“With great power comes great responsibility.” Perhaps if Serge Aurier had watched Spiderman the other week rather than jump on Periscope, the Ivorian defender wouldn’t find himself in a situation of such uncertainty at the Parisian club.
The idea itself isn’t exactly bad and many young players around France advertise a similar opportunity via their twitter accounts – giving them a chance to connect with fans. However, when asked about your teammates or coach – diplomacy or just plain avoiding the question is always the best course of action.
Not Aurier, following the goalless draw with Lille, days before perhaps the biggest game of his career, he went on a bizarre tirade of comments. Calling Blanc “une fiotte” which translates to “homosexual” or, in some cases, “fa**ot” and when asked if his coach sucks Zlatan Ibrahimovic’s male genitalia, Aurier replied: “he takes it all”.
He also slagged off PSG's other right-back and former Manchester United target Gregory van der Wiel and their former No.1 Salvatore Sirigu, he even told fans he would give them Edinson Cavani’s number to blame the striker for PSG not winning the game that weekend.
Ibrahimovic demanded the comments were translated into English, assuming he's spent too much time with Blanc to have learned any of the language in four seasons - although even some French people were struggling to understand Aurier's accent.
Why all the fuss? Not only is it because of the disgraceful behaviour coming from someone supposed to be a professional, but because he is actually a superb player. This is PSG's problem. On Monday, officials met with the player and discussed his actions and the player got to put his side across - grovel.
Aurier has had support from international teammates, but his biggest lifeline came this weekend from fan-favourite Blaise Matuidi.

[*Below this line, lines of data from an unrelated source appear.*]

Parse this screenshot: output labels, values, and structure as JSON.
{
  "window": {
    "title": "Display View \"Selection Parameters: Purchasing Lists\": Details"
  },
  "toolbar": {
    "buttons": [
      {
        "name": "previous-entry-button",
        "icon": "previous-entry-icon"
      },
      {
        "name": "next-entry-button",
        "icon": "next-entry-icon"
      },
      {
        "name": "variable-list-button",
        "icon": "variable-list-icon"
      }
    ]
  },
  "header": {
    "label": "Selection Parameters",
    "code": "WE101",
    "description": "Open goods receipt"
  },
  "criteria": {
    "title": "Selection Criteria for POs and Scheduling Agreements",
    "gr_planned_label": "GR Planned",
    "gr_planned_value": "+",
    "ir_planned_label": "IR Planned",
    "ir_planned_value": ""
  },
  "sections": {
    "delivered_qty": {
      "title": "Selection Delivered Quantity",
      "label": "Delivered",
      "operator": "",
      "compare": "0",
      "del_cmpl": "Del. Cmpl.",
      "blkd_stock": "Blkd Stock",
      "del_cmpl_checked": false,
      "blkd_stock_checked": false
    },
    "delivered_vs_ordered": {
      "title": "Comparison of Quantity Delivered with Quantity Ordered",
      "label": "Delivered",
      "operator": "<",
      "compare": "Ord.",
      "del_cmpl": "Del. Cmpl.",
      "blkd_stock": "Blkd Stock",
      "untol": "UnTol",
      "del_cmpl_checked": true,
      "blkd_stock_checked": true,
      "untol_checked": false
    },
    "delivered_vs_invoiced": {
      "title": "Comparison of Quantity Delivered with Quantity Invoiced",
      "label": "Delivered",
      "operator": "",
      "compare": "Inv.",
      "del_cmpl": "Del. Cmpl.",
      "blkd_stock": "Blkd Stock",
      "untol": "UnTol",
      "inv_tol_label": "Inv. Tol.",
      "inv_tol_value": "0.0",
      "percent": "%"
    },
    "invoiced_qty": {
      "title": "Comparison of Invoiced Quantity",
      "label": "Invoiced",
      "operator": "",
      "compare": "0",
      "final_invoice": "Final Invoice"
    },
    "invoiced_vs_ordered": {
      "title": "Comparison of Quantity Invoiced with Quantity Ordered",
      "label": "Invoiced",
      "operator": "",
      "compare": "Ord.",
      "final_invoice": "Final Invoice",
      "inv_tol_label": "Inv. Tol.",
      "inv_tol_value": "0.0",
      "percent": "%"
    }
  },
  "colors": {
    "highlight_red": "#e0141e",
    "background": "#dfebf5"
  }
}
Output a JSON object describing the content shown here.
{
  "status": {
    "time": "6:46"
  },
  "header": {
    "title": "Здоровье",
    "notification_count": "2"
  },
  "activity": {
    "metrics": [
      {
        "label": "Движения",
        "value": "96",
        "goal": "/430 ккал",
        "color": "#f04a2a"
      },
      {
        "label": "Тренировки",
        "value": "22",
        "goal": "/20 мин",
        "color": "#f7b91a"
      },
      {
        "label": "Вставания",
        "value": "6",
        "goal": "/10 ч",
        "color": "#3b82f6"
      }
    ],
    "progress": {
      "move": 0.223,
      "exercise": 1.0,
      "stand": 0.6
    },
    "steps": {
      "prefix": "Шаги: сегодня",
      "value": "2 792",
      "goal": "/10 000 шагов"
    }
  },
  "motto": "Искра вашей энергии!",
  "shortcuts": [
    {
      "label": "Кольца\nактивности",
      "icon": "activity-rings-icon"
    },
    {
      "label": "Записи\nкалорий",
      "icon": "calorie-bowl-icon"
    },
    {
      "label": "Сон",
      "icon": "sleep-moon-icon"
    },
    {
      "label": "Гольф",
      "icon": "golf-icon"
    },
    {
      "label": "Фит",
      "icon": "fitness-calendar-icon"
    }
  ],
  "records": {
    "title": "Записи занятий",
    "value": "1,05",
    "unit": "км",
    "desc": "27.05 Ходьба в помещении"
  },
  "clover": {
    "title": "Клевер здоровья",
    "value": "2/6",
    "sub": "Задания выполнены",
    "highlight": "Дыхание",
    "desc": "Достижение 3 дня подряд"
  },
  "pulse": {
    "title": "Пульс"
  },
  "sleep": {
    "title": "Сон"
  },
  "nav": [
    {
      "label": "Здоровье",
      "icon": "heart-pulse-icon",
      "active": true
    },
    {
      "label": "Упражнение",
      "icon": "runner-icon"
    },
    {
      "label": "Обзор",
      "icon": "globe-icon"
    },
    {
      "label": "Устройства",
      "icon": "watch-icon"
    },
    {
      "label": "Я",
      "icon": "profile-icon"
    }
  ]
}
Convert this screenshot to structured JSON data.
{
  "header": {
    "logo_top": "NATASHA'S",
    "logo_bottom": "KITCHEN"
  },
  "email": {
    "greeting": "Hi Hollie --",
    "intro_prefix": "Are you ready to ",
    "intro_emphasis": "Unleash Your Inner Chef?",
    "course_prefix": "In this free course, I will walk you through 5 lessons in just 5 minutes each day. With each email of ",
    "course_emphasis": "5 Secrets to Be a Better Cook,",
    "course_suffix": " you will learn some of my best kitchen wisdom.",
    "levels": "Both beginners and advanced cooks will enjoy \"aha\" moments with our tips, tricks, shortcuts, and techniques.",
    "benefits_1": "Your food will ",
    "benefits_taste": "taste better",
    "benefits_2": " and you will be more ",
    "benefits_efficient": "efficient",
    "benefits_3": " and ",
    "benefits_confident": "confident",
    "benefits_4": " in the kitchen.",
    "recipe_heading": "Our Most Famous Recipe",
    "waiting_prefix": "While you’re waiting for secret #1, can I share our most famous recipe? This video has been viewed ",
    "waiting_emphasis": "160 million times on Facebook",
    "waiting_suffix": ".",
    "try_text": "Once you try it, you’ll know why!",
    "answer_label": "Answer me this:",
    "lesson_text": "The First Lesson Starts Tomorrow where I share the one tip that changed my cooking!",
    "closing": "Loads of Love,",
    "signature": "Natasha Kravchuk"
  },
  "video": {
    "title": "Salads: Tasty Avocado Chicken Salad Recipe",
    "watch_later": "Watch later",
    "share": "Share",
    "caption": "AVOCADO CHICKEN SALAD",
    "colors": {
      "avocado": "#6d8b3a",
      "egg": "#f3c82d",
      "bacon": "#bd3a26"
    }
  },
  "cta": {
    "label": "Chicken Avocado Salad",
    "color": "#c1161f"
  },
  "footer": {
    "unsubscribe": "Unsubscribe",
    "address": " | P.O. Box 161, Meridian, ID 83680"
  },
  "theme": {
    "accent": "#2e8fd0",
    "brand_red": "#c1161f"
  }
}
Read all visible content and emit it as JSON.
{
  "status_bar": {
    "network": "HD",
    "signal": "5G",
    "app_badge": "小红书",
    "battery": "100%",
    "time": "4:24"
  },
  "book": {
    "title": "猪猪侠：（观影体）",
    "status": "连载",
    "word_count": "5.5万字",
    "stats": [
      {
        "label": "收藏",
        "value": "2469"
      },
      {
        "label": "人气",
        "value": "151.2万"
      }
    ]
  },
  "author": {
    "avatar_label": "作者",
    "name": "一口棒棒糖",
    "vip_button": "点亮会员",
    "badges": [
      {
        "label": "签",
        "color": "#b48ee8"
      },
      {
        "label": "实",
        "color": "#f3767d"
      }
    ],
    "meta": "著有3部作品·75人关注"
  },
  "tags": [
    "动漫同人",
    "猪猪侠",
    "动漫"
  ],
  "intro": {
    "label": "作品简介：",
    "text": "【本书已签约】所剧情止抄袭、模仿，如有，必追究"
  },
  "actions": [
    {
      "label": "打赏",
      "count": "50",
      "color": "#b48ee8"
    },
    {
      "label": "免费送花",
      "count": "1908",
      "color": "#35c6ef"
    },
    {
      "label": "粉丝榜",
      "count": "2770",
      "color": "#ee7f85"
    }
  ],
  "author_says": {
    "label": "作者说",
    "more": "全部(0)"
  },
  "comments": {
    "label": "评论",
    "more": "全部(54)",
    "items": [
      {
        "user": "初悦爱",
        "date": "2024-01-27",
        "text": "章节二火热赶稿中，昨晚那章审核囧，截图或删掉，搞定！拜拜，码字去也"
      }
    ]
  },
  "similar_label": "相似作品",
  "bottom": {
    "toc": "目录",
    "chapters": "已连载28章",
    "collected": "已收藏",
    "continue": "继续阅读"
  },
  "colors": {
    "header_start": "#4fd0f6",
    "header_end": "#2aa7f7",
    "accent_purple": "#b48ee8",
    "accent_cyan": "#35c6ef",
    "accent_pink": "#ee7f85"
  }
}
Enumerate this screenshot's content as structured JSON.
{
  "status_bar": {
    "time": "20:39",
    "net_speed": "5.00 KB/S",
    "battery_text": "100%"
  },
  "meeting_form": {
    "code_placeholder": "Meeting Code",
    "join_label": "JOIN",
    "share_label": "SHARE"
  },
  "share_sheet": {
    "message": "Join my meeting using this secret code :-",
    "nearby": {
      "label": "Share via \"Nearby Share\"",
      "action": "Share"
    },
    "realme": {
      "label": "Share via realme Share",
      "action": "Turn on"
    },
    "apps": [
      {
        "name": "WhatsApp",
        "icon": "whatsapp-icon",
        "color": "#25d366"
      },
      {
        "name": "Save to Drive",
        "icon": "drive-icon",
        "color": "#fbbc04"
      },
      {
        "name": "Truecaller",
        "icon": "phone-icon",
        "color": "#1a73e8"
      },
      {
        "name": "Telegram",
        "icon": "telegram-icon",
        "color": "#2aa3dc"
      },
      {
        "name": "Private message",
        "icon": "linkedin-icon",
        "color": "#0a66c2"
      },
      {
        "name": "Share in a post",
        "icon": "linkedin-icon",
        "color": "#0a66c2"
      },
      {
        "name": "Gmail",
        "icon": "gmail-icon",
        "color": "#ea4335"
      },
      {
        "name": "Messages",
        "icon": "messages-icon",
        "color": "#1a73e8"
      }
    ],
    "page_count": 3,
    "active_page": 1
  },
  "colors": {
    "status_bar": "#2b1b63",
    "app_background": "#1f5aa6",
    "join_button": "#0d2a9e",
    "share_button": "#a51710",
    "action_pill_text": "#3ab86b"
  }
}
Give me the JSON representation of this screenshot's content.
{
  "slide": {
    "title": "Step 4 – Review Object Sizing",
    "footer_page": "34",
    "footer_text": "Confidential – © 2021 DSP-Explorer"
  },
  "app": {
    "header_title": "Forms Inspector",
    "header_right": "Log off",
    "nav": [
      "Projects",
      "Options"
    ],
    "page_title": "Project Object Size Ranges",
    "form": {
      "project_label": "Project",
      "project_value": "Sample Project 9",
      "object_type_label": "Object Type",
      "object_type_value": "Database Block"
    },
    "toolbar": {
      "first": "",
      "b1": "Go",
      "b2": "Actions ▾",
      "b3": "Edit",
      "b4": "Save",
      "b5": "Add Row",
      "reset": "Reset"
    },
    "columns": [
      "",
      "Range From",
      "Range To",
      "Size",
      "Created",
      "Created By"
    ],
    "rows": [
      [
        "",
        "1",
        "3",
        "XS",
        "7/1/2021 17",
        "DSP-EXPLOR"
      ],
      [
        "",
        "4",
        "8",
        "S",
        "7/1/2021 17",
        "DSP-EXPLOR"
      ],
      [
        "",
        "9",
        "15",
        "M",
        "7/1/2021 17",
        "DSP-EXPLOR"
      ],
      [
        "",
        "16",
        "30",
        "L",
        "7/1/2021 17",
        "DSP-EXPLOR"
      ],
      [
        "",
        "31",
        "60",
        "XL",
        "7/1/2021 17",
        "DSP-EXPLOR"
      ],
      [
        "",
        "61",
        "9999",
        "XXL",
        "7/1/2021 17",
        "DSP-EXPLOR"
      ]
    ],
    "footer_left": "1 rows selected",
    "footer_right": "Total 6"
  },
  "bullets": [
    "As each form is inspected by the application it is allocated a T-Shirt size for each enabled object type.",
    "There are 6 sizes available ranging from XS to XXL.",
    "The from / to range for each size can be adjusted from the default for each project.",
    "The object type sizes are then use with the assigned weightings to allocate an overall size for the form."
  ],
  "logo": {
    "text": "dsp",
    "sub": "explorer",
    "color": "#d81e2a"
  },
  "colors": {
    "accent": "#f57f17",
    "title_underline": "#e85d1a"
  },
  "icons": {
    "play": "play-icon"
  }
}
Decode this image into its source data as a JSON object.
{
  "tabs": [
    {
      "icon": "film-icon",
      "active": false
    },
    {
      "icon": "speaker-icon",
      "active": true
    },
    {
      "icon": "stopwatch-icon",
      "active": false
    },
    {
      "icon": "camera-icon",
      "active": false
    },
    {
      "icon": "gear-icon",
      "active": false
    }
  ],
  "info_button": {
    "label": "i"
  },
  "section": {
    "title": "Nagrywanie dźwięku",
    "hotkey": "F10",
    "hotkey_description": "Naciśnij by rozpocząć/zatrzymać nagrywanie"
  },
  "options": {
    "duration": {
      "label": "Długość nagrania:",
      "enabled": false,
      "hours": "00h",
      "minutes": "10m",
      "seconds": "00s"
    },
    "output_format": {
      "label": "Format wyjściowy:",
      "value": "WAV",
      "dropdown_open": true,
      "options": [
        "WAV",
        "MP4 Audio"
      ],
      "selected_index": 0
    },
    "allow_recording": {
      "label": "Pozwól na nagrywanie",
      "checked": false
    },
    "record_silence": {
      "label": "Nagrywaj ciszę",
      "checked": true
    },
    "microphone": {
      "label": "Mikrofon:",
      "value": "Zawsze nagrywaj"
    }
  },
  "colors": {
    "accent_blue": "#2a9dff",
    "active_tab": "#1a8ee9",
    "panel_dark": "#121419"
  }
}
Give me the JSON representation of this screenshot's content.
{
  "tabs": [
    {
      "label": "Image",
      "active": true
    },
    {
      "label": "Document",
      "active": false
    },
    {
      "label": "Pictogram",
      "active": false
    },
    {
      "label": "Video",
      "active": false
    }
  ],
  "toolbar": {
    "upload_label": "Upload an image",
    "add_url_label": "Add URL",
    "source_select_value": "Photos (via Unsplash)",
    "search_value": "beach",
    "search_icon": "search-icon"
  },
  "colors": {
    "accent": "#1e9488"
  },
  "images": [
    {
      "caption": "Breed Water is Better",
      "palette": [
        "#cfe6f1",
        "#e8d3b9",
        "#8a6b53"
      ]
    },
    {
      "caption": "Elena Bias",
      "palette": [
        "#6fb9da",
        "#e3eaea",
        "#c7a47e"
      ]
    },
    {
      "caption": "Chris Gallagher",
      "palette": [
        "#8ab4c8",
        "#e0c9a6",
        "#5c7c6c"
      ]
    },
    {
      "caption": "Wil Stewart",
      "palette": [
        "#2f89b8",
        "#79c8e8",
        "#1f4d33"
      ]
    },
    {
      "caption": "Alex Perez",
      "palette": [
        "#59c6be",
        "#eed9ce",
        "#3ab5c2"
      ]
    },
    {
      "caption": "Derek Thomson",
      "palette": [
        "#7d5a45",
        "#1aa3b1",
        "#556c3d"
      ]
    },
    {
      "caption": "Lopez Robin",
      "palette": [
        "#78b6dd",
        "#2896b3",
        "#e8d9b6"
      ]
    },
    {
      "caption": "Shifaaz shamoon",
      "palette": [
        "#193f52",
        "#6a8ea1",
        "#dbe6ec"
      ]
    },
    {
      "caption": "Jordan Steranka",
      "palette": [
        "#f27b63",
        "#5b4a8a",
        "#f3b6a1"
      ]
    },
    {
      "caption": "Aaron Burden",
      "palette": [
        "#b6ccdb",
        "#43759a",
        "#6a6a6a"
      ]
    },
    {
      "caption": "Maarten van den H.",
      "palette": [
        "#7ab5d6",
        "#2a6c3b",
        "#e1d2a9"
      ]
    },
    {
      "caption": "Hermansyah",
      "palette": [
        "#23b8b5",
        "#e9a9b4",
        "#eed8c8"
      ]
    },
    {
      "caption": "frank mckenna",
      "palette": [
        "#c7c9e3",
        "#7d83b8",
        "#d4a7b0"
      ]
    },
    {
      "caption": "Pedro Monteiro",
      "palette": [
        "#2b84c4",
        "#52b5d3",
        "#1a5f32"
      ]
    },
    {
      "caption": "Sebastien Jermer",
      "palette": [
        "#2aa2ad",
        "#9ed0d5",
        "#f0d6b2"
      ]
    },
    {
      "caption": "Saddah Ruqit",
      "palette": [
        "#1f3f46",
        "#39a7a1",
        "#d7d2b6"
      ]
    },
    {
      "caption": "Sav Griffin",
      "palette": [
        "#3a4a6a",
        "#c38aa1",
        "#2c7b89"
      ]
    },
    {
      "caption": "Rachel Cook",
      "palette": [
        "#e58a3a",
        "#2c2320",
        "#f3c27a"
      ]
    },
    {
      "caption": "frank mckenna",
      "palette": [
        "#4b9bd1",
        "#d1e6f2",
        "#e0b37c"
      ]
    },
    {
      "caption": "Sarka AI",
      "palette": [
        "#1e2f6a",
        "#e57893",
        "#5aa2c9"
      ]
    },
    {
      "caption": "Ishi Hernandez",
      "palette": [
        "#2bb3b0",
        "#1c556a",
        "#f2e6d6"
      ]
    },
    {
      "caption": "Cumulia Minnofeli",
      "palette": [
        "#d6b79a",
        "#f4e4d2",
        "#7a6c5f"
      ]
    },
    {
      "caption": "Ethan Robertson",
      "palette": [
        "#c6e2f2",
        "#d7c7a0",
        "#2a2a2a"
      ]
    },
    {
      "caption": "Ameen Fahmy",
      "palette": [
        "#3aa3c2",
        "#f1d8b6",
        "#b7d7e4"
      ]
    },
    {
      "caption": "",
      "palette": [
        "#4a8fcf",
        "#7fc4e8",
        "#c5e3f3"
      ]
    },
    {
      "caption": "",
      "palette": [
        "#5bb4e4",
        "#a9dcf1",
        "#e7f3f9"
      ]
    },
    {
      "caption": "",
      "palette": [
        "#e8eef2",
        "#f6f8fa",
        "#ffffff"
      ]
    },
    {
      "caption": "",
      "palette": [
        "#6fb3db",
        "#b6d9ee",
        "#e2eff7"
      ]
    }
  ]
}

"Serge is my friend and is the friend of everyone in the dressing room. He is well-liked by everyone," said the midfielder after PSG beat Reims 4-1 on Saturday.
"We know he made a mistake but, as they say, people make mistakes. He has apologised. He will have a discussion with the coach and we hope it will be positive."
PSG bought him from Toulouse this summer for €10m, he had initially spent a season on loan at the Parc des Princes, after they fought off interest from both Arsenal and Manchester City.
At 23, this is amazingly his seventh season in the French top flight, after making his RC Lens debut on the 22nd of December 2009 – two days after his 17th birthday. He has been on the radar for quite some time, playing in the same back four as Raphael Varane at the northern club and impressing everyone with his progression once he moved to Toulouse. The step up to PSG's level was never doubted, but after settling in last season, this campaign he has flourished.
That's what makes it so disappointing, and puts PSG in such a difficult position. In any other line of work, you would be instantly suspended and following a hearing of some kind, sacked. Without doubt. Gone. In most jobs, you are replaceable.
Football is different. You are an asset. Every player, no matter how bad, has value. Aurier, after his performances this season would have commanded a fee of over €25m if PSG had been looking to sell, they weren't, and even after this incident, the numbers being mentioned were still between €15-20m – the Parisians looking to make a profit on a player they have indefinitely suspended.
They can't sack him, mostly because they understand that one of their European rivals, now he has shown his talent at the top level, would snap him up. Don't try and tell me either Pep Guardiola or Arsene Wenger wouldn't be convinced they could tame Aurier and keep him on the straight and narrow, while recruiting a superb right-back.
On the pitch, he still has his flaws. He can go to ground too easily and his tackles are a little reckless at times, but he is a strong, powerful defender, with endless energy, a superb left-foot and a danger in the air.
As a modern full-back, he ticks every box - plus he can defend. He can even play at centre-back if needed. He's that talented in all aspects of the game, there probably isn't a position he can't play if asked – well, perhaps a position as a UN peacekeeper is out of the question.
The saddest part was Aurier’s treatment of Blanc, and it clearly cut the former France boss deep:
“How did I react? Very badly. Very badly,” he said. “Because we think whatever we like – this is a democracy and we are free to think about things, have our opinions – but that boy …
“Two years ago, I committed myself to bring him to Paris, so to see what I saw yesterday … that’s the thanks I get? It’s pitiful.”
However, Blanc is not a naïve man, he obviously knows how good Aurier is, and how much better he could become. Romario and Bebeto famously didn’t like each other in that legendary Brazil attack of the 90s and the PSG coach doesn’t need to like Aurier to play him.
We’ll leave you with the wise words of Wes Mantooth from the excellent Anchorman:
“From deep down in my stomach, with every inch of me, I pure, straight hate you. But goddammit, do I respect you!”
Blanc doesn’t have to respect Aurier as a person, but there’s no doubt he respects him as a player. That will likely be the reason why he finds a way back into PSG’s starting XI this season.